[Element data from apps and pages]
-.-.-

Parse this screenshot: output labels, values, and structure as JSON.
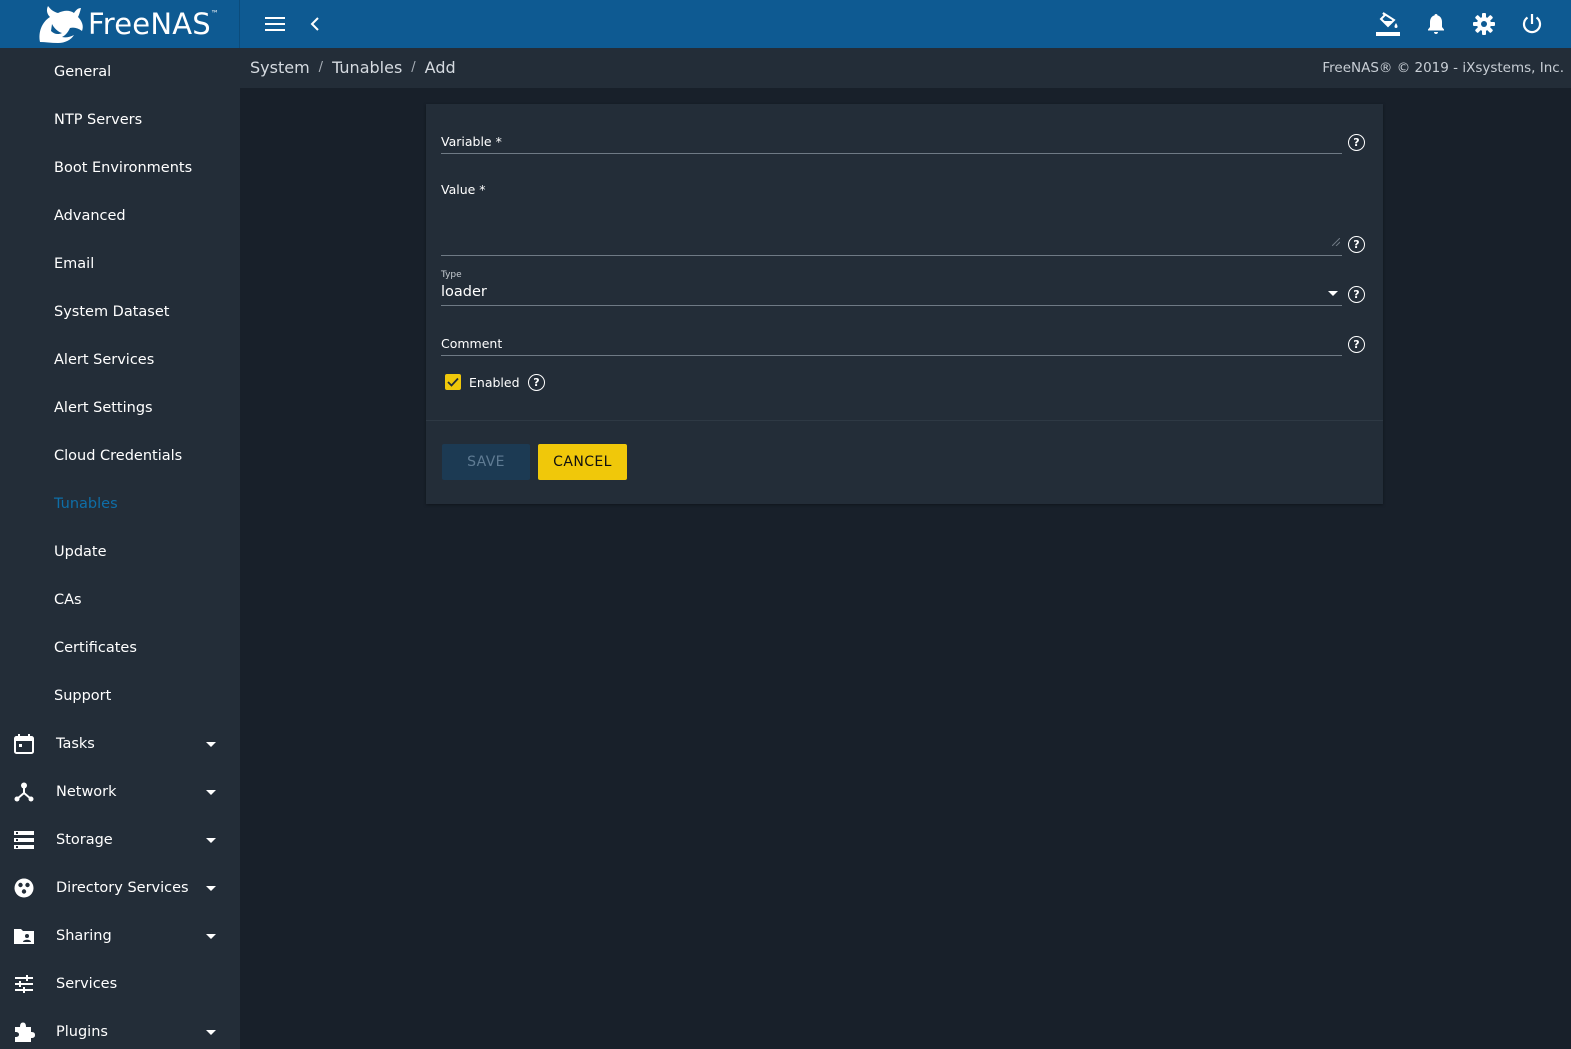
{
  "app": {
    "brand": "FreeNAS",
    "brand_tm": "™"
  },
  "topbar": {
    "icons": [
      "menu-icon",
      "chevron-left-icon",
      "paint-bucket-icon",
      "bell-icon",
      "gear-icon",
      "power-icon"
    ]
  },
  "sidebar": {
    "sub_items": [
      {
        "label": "General"
      },
      {
        "label": "NTP Servers"
      },
      {
        "label": "Boot Environments"
      },
      {
        "label": "Advanced"
      },
      {
        "label": "Email"
      },
      {
        "label": "System Dataset"
      },
      {
        "label": "Alert Services"
      },
      {
        "label": "Alert Settings"
      },
      {
        "label": "Cloud Credentials"
      },
      {
        "label": "Tunables",
        "active": true
      },
      {
        "label": "Update"
      },
      {
        "label": "CAs"
      },
      {
        "label": "Certificates"
      },
      {
        "label": "Support"
      }
    ],
    "main_items": [
      {
        "label": "Tasks",
        "icon": "calendar-icon",
        "expandable": true
      },
      {
        "label": "Network",
        "icon": "network-icon",
        "expandable": true
      },
      {
        "label": "Storage",
        "icon": "storage-icon",
        "expandable": true
      },
      {
        "label": "Directory Services",
        "icon": "directory-services-icon",
        "expandable": true
      },
      {
        "label": "Sharing",
        "icon": "sharing-folder-icon",
        "expandable": true
      },
      {
        "label": "Services",
        "icon": "sliders-icon",
        "expandable": false
      },
      {
        "label": "Plugins",
        "icon": "puzzle-icon",
        "expandable": true
      }
    ]
  },
  "breadcrumb": {
    "items": [
      "System",
      "Tunables",
      "Add"
    ],
    "separator": "/"
  },
  "copyright": "FreeNAS® © 2019 - iXsystems, Inc.",
  "form": {
    "variable_label": "Variable *",
    "variable_value": "",
    "value_label": "Value *",
    "value_value": "",
    "type_label": "Type",
    "type_value": "loader",
    "comment_label": "Comment",
    "comment_value": "",
    "enabled_label": "Enabled",
    "enabled_checked": true,
    "help_glyph": "?",
    "save_label": "SAVE",
    "cancel_label": "CANCEL"
  },
  "colors": {
    "topbar": "#0e5a92",
    "sidebar": "#232d38",
    "background": "#18202a",
    "accent_yellow": "#f0c80a",
    "active_link": "#0e6ea8"
  }
}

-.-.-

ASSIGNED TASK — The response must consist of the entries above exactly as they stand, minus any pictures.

REPLY —
Parse this screenshot: output labels, values, and structure as JSON.
{
  "app": {
    "brand": "FreeNAS",
    "brand_tm": "™"
  },
  "topbar": {
    "icons": [
      "menu-icon",
      "chevron-left-icon",
      "paint-bucket-icon",
      "bell-icon",
      "gear-icon",
      "power-icon"
    ]
  },
  "sidebar": {
    "sub_items": [
      {
        "label": "General"
      },
      {
        "label": "NTP Servers"
      },
      {
        "label": "Boot Environments"
      },
      {
        "label": "Advanced"
      },
      {
        "label": "Email"
      },
      {
        "label": "System Dataset"
      },
      {
        "label": "Alert Services"
      },
      {
        "label": "Alert Settings"
      },
      {
        "label": "Cloud Credentials"
      },
      {
        "label": "Tunables",
        "active": true
      },
      {
        "label": "Update"
      },
      {
        "label": "CAs"
      },
      {
        "label": "Certificates"
      },
      {
        "label": "Support"
      }
    ],
    "main_items": [
      {
        "label": "Tasks",
        "icon": "calendar-icon",
        "expandable": true
      },
      {
        "label": "Network",
        "icon": "network-icon",
        "expandable": true
      },
      {
        "label": "Storage",
        "icon": "storage-icon",
        "expandable": true
      },
      {
        "label": "Directory Services",
        "icon": "directory-services-icon",
        "expandable": true
      },
      {
        "label": "Sharing",
        "icon": "sharing-folder-icon",
        "expandable": true
      },
      {
        "label": "Services",
        "icon": "sliders-icon",
        "expandable": false
      },
      {
        "label": "Plugins",
        "icon": "puzzle-icon",
        "expandable": true
      }
    ]
  },
  "breadcrumb": {
    "items": [
      "System",
      "Tunables",
      "Add"
    ],
    "separator": "/"
  },
  "copyright": "FreeNAS® © 2019 - iXsystems, Inc.",
  "form": {
    "variable_label": "Variable *",
    "variable_value": "",
    "value_label": "Value *",
    "value_value": "",
    "type_label": "Type",
    "type_value": "loader",
    "comment_label": "Comment",
    "comment_value": "",
    "enabled_label": "Enabled",
    "enabled_checked": true,
    "help_glyph": "?",
    "save_label": "SAVE",
    "cancel_label": "CANCEL"
  },
  "colors": {
    "topbar": "#0e5a92",
    "sidebar": "#232d38",
    "background": "#18202a",
    "accent_yellow": "#f0c80a",
    "active_link": "#0e6ea8"
  }
}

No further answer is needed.